A new reports says the city’s design schools are growing. But according to designers, students need more business know-how.
The treasured New York literary retailer has long been considered a great place to work, but many employees say that’s changing. And with the help of the Occupy Wall Street movement, they’re mobilizing.
It was a political holiday this week, but for some reason there were still plenty of winners and losers to consider. Redistricting seemed to be nearing some sort of end game, while Gov. Andrew Cuomo and Mayor Michael Bloomberg raised the stakes on pension reform. Albany and Washington were on vacation, as were public school teachers, who stared down a P.R. nightmare. Here’s how the rest of the week shook out for New York politics.
With fewer people incarcerated upstate and New York’s farms showing signs of a resurgence, the advocacy group Milk Not Jails is proposing dairy as an economic alternative to the prison industry.

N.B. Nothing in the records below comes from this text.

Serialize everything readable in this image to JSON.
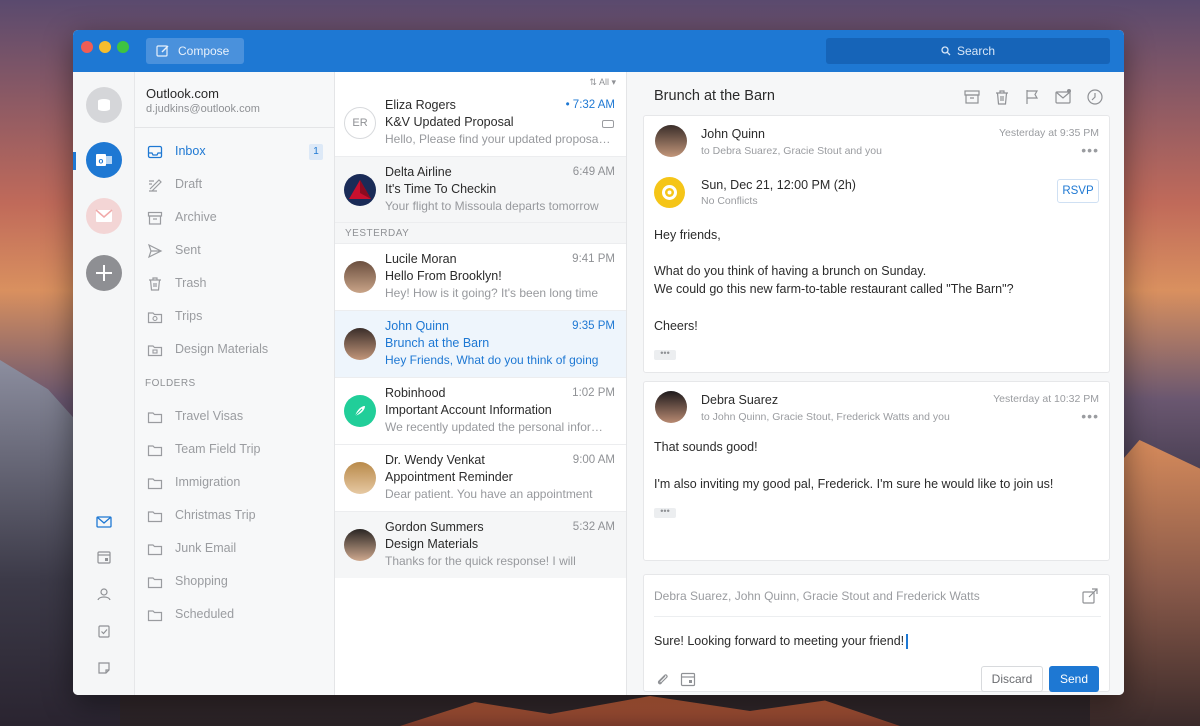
{
  "titlebar": {
    "compose_label": "Compose",
    "search_label": "Search"
  },
  "account": {
    "name": "Outlook.com",
    "email": "d.judkins@outlook.com"
  },
  "folders": {
    "items": [
      {
        "label": "Inbox",
        "badge": "1",
        "icon": "inbox-icon"
      },
      {
        "label": "Draft",
        "icon": "draft-icon"
      },
      {
        "label": "Archive",
        "icon": "archive-icon"
      },
      {
        "label": "Sent",
        "icon": "sent-icon"
      },
      {
        "label": "Trash",
        "icon": "trash-icon"
      },
      {
        "label": "Trips",
        "icon": "trips-icon"
      },
      {
        "label": "Design Materials",
        "icon": "folder-icon"
      }
    ],
    "section_title": "FOLDERS",
    "custom": [
      "Travel Visas",
      "Team Field Trip",
      "Immigration",
      "Christmas Trip",
      "Junk Email",
      "Shopping",
      "Scheduled"
    ]
  },
  "list": {
    "filter_label": "All",
    "section_yesterday": "YESTERDAY",
    "messages": [
      {
        "sender": "Eliza Rogers",
        "initials": "ER",
        "subject": "K&V Updated Proposal",
        "preview": "Hello, Please find your updated proposal attached",
        "time": "• 7:32 AM"
      },
      {
        "sender": "Delta Airline",
        "subject": "It's Time To Checkin",
        "preview": "Your flight to Missoula departs tomorrow",
        "time": "6:49 AM"
      },
      {
        "sender": "Lucile Moran",
        "subject": "Hello From Brooklyn!",
        "preview": "Hey! How is it going?  It's been long time",
        "time": "9:41 PM"
      },
      {
        "sender": "John Quinn",
        "subject": "Brunch at the Barn",
        "preview": "Hey Friends, What do you think of going",
        "time": "9:35 PM"
      },
      {
        "sender": "Robinhood",
        "subject": "Important Account Information",
        "preview": "We recently updated the personal information",
        "time": "1:02 PM"
      },
      {
        "sender": "Dr. Wendy Venkat",
        "subject": "Appointment Reminder",
        "preview": "Dear patient. You have an appointment",
        "time": "9:00 AM"
      },
      {
        "sender": "Gordon Summers",
        "subject": "Design Materials",
        "preview": "Thanks for the quick response! I will",
        "time": "5:32 AM"
      }
    ]
  },
  "reader": {
    "title": "Brunch at the Barn",
    "first": {
      "name": "John Quinn",
      "recipients": "to Debra Suarez, Gracie Stout and you",
      "time": "Yesterday at 9:35 PM",
      "more": "•••",
      "event_title": "Sun, Dec 21, 12:00 PM (2h)",
      "event_sub": "No Conflicts",
      "rsvp_label": "RSVP",
      "line1": "Hey friends,",
      "line2": "What do you think of having a brunch on Sunday.",
      "line3": "We could go this new farm-to-table restaurant called \"The Barn\"?",
      "line4": "Cheers!",
      "ellipsis": "•••"
    },
    "second": {
      "name": "Debra Suarez",
      "recipients": "to John Quinn, Gracie Stout, Frederick Watts and you",
      "time": "Yesterday at 10:32 PM",
      "more": "•••",
      "line1": "That sounds good!",
      "line2": "I'm also inviting my good pal, Frederick. I'm sure he would like to join us!",
      "ellipsis": "•••"
    },
    "reply": {
      "to": "Debra Suarez, John Quinn, Gracie Stout and Frederick Watts",
      "text": "Sure! Looking forward to meeting your friend!",
      "discard_label": "Discard",
      "send_label": "Send"
    }
  },
  "colors": {
    "accent": "#1e78d3",
    "titlebar": "#1e78d3"
  }
}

The author of “The Darlings,” a new novel set during the financial collapse of 2008, talks about the inspiration she drew from her own life as an Upper East Sider and former analyst at Goldman Sachs.
Some of New York’s fading wall murals advertise cure-all tonics and horse carriage repairs from as far back as the 19th century. One photographer has documented these historic ads for 15 years, and sees them as an analogy for life in the big city.